Brief —
Each line with the word "مصرف" must appear in the answer, copied from the records.

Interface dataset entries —
============

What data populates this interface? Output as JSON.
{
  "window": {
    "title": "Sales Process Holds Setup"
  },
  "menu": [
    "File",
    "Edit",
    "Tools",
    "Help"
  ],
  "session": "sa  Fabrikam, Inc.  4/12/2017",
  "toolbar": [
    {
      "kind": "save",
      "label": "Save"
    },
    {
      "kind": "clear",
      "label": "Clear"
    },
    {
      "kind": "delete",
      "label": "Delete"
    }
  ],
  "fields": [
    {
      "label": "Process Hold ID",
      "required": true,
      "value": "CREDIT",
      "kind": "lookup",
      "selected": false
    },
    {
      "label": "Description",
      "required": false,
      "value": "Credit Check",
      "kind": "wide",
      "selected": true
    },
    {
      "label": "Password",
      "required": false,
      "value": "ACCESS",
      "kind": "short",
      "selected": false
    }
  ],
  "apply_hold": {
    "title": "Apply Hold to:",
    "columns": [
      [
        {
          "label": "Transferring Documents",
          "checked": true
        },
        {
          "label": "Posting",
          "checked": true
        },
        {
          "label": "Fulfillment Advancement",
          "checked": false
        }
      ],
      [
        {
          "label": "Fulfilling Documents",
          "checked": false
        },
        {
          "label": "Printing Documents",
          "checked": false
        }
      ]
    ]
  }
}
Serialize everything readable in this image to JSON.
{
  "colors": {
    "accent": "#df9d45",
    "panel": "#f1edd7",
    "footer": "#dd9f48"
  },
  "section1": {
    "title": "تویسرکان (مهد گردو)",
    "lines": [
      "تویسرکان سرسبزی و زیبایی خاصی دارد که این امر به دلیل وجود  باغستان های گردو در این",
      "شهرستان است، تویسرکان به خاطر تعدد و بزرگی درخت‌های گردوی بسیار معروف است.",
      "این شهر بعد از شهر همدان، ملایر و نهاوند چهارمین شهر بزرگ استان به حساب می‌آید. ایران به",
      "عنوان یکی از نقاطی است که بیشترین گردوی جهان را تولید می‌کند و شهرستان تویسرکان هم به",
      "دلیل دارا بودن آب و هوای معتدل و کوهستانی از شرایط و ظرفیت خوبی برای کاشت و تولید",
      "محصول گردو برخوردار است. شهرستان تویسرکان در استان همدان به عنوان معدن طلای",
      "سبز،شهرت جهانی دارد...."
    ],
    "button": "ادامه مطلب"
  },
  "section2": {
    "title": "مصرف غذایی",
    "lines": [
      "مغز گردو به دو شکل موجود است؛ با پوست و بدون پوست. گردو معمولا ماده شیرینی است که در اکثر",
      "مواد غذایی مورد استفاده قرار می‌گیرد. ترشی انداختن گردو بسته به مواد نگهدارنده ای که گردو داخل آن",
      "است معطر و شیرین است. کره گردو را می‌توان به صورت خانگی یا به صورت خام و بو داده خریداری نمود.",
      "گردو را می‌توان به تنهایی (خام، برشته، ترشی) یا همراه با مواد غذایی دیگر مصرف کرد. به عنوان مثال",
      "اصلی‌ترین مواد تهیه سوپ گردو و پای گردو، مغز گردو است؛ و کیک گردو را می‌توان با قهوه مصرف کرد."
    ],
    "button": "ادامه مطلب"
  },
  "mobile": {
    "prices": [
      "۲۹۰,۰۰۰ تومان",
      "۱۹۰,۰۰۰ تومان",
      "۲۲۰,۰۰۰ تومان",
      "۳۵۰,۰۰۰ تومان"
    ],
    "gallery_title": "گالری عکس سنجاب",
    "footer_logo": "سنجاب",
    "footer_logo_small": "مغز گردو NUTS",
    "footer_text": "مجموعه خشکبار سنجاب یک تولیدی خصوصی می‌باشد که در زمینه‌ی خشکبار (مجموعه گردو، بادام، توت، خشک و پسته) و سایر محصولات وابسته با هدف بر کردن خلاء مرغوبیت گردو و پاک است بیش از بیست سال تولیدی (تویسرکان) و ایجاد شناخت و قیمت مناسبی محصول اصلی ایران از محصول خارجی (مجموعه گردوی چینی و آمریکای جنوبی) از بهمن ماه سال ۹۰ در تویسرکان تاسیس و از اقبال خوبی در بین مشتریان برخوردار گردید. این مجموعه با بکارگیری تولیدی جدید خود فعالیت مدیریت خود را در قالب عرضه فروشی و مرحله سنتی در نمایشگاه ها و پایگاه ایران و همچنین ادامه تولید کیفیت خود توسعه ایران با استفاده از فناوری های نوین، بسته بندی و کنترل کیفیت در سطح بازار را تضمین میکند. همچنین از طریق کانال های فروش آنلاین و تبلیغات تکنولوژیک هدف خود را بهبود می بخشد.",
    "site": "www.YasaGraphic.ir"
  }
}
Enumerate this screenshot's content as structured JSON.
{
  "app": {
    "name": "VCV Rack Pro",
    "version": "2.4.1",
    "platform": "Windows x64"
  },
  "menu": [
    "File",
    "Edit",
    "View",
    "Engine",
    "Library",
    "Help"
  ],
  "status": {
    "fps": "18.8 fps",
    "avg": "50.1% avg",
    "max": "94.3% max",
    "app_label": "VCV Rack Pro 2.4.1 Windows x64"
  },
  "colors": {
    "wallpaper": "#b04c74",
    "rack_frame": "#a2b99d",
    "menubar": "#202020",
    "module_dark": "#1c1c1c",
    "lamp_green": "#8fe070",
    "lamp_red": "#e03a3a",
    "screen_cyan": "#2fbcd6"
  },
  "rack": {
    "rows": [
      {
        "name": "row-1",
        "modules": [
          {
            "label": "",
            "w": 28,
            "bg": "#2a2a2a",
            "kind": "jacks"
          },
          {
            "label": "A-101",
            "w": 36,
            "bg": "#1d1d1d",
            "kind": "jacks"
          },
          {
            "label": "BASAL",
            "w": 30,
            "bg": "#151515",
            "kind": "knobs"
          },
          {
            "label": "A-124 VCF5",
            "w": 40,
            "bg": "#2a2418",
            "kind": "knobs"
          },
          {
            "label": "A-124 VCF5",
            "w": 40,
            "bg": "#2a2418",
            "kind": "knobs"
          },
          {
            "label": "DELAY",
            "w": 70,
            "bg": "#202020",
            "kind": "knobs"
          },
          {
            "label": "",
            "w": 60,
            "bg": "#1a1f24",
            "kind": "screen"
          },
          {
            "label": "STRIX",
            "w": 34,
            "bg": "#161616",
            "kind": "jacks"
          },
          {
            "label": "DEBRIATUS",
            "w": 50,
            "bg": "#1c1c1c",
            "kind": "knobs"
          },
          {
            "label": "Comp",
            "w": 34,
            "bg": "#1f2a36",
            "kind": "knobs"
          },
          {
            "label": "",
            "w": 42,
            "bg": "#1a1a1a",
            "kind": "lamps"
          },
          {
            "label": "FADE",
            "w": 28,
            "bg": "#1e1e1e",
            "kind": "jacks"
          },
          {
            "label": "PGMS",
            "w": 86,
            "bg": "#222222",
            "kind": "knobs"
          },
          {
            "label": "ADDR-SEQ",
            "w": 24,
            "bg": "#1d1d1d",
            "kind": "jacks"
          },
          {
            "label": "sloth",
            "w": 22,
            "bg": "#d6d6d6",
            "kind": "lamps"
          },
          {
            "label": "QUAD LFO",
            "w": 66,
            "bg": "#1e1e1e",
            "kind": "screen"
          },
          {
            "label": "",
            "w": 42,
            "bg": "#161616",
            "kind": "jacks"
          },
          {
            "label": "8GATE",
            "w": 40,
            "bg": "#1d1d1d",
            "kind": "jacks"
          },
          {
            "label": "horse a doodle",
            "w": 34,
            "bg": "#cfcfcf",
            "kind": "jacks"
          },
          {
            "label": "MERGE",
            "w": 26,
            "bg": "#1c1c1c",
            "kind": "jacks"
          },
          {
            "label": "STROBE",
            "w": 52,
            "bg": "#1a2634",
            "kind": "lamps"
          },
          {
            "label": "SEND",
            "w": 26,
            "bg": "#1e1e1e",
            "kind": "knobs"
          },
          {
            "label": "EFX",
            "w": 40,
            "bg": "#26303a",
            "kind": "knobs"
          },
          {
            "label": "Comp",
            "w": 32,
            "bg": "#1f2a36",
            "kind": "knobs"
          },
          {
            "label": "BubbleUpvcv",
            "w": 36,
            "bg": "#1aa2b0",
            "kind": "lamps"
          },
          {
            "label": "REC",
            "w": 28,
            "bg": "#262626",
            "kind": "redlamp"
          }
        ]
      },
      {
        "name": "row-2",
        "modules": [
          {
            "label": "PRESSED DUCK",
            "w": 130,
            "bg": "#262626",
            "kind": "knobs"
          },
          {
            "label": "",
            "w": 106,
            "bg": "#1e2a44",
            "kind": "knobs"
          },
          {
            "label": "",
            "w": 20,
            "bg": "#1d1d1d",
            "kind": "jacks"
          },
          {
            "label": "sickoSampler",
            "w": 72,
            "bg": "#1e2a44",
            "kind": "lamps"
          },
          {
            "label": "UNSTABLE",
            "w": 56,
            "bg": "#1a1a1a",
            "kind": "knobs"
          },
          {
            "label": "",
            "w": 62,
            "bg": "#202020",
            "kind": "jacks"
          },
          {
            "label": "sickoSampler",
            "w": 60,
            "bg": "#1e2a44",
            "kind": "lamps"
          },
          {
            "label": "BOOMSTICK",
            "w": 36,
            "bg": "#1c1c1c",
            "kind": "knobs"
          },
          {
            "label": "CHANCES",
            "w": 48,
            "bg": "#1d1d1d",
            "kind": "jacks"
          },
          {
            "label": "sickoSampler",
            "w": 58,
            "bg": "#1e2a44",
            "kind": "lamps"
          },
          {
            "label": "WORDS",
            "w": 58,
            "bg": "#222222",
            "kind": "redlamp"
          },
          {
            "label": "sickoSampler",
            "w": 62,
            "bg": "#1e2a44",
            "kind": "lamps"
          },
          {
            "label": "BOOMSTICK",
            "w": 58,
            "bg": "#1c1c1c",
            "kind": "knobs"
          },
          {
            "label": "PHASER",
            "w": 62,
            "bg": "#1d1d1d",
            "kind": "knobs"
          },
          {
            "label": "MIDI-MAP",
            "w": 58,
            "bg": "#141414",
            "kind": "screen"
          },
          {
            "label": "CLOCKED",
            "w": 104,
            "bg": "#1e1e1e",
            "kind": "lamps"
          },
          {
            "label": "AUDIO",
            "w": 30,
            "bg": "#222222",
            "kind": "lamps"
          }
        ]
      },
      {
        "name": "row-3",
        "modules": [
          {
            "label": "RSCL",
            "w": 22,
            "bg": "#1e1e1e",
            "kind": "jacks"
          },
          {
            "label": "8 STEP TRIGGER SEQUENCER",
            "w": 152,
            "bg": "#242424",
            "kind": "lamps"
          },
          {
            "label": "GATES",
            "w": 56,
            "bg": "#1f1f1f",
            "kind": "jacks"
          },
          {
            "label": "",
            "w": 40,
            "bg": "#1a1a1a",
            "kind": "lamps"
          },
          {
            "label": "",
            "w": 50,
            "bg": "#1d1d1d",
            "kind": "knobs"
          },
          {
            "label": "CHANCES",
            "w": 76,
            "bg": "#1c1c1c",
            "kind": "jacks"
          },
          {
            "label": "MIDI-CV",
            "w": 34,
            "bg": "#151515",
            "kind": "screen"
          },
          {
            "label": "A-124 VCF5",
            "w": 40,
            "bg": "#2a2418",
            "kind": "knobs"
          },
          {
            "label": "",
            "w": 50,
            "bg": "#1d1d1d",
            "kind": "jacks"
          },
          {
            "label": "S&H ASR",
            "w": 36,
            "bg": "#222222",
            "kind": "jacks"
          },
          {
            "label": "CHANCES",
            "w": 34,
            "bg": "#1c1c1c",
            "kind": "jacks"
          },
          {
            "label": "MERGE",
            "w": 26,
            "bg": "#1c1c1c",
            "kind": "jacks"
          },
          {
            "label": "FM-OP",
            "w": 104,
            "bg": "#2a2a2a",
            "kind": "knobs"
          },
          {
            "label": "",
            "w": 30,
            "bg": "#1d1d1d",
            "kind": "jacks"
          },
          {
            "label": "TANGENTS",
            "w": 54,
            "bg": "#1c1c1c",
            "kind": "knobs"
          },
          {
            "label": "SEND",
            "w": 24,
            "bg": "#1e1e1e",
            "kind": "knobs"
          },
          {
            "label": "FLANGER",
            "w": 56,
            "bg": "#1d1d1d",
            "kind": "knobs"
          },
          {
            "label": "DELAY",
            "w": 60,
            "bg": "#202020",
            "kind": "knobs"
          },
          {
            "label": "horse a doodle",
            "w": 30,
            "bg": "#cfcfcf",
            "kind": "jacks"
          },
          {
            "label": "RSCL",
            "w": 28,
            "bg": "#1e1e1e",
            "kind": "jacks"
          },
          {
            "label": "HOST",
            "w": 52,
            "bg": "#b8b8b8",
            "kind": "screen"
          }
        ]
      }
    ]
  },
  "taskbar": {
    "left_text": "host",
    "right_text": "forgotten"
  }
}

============

Answer to this exercise —
    "title": "مصرف غذایی",
      "گردو را می‌توان به تنهایی (خام، برشته، ترشی) یا همراه با مواد غذایی دیگر مصرف کرد. به عنوان مثال",
      "اصلی‌ترین مواد تهیه سوپ گردو و پای گردو، مغز گردو است؛ و کیک گردو را می‌توان با قهوه مصرف کرد."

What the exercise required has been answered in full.